• **Work to be completed**: Comb the records below for the string "name" and copy each line where it turns up.

(Page and application data records)
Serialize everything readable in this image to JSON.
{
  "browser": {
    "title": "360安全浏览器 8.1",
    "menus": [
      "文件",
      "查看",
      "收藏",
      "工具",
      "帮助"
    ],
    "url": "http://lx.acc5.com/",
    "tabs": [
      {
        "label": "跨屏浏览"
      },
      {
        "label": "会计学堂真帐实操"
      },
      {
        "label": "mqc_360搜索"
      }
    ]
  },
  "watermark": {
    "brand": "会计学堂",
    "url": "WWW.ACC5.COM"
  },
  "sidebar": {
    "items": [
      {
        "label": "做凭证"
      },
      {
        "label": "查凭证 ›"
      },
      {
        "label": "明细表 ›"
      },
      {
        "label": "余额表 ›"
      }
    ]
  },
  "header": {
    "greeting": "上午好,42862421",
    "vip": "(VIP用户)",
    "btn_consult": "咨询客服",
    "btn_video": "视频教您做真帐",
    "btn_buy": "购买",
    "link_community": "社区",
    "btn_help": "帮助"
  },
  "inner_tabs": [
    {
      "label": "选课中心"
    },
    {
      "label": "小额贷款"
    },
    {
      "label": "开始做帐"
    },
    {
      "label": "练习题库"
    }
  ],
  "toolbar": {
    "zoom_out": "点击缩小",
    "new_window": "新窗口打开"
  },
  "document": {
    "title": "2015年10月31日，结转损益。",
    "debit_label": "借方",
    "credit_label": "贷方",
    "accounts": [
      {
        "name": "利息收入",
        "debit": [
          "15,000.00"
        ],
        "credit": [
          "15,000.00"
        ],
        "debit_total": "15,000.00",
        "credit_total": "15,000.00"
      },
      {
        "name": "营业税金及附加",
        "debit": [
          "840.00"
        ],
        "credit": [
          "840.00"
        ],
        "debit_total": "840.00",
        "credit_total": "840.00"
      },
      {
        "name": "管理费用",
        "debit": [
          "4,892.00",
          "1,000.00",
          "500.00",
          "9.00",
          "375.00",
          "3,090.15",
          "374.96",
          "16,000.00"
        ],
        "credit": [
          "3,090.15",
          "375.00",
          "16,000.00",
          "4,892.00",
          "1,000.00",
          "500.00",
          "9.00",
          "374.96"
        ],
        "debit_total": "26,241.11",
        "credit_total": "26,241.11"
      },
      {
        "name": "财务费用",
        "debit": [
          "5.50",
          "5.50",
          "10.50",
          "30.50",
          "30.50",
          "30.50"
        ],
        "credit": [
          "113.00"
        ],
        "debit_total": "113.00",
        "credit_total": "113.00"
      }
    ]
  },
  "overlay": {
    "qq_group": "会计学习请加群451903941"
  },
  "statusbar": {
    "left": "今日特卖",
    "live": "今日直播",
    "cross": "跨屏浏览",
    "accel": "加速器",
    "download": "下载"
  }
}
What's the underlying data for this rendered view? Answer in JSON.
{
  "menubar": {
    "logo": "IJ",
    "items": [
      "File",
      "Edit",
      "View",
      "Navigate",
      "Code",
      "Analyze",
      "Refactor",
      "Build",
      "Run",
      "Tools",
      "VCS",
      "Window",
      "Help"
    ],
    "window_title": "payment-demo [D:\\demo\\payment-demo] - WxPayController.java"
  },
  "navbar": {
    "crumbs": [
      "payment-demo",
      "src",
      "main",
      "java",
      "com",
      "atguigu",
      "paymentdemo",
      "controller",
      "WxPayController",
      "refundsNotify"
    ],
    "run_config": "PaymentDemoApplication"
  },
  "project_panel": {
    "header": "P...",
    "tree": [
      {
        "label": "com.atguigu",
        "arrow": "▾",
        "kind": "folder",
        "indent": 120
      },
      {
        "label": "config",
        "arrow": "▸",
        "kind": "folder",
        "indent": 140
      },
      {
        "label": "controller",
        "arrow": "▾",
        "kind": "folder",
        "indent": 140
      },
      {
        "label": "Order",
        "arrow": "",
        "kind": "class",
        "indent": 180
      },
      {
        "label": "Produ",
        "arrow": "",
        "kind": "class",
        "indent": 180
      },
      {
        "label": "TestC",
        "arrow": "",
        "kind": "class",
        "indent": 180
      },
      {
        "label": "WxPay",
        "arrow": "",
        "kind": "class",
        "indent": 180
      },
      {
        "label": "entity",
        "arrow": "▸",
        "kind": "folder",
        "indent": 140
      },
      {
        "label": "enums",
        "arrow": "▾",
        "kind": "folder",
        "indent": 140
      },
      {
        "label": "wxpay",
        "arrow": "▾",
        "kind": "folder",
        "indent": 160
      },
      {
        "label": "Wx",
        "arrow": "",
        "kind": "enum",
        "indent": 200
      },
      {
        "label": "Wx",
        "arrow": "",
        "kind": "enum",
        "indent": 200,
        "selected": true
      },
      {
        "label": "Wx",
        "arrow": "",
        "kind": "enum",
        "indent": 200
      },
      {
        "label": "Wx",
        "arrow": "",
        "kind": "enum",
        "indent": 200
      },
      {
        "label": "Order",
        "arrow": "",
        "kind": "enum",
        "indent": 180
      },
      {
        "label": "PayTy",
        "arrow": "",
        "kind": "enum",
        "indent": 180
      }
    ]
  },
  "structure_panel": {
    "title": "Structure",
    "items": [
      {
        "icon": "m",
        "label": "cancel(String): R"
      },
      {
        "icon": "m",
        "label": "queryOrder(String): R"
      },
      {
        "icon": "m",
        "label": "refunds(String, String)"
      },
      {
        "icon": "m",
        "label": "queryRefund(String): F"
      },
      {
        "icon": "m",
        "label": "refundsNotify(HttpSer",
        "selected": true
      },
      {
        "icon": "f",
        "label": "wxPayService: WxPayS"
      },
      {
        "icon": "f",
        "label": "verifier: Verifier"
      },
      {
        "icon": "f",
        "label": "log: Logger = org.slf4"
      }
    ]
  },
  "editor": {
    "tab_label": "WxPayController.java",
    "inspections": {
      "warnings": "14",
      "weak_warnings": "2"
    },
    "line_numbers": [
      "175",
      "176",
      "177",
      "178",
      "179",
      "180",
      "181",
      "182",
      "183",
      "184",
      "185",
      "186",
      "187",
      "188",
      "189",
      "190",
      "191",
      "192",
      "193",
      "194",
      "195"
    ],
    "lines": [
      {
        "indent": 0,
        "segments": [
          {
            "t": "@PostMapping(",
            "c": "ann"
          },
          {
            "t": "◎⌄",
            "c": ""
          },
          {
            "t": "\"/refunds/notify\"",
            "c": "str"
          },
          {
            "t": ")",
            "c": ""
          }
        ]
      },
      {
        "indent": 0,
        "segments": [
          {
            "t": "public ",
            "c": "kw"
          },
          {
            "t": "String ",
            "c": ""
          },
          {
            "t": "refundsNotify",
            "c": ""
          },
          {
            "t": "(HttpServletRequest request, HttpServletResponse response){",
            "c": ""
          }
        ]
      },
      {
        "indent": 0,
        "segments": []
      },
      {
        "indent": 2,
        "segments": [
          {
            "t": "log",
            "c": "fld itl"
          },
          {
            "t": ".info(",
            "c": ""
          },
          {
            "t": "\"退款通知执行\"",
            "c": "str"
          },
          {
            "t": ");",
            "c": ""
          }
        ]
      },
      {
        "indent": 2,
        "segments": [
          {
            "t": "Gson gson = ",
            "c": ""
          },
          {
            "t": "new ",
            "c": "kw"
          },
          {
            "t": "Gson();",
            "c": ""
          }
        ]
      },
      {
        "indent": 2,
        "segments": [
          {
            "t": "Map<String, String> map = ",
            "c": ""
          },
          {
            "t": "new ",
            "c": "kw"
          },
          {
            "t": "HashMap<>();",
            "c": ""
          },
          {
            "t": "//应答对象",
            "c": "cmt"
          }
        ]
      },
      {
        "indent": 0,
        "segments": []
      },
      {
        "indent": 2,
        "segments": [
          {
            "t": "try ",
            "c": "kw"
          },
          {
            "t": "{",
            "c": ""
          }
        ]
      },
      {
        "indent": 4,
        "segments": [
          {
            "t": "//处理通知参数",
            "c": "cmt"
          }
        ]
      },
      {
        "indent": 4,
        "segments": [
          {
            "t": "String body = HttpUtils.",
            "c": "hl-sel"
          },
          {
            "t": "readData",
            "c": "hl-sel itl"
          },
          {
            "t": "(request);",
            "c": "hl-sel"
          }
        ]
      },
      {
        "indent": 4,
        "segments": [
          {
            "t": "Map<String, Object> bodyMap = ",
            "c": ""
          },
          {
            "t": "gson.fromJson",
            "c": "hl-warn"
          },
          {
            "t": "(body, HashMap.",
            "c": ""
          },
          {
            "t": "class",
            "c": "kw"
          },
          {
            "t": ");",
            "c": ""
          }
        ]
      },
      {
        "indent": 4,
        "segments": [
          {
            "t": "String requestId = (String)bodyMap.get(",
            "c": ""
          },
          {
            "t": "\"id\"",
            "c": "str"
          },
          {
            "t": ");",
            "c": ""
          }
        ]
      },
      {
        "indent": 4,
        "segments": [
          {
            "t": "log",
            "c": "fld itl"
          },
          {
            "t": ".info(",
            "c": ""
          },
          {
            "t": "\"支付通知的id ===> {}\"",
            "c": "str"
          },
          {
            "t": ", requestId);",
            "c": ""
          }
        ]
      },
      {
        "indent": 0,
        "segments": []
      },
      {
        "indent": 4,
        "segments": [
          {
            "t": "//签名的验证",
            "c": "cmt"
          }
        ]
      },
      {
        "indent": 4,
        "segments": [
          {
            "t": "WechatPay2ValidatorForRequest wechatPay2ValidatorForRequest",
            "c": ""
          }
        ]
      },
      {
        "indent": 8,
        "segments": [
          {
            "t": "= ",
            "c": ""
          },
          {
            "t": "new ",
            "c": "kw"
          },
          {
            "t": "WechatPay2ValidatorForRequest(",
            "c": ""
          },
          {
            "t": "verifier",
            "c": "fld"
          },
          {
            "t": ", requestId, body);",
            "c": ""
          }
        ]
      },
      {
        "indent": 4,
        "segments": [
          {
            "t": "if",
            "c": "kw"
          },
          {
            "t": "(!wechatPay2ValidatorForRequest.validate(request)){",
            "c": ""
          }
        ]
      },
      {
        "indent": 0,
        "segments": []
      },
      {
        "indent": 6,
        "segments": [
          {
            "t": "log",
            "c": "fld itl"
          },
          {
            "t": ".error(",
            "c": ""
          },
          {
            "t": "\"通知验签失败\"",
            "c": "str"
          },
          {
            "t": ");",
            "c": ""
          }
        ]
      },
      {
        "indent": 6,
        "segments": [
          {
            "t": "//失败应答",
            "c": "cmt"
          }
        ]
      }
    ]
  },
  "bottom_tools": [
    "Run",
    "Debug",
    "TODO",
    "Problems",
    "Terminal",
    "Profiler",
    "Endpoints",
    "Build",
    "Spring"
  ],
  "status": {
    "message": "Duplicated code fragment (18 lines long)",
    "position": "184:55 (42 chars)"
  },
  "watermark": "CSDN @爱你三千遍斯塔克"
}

• **Finished task**:
        "name": "利息收入",
        "name": "营业税金及附加",
        "name": "管理费用",
        "name": "财务费用",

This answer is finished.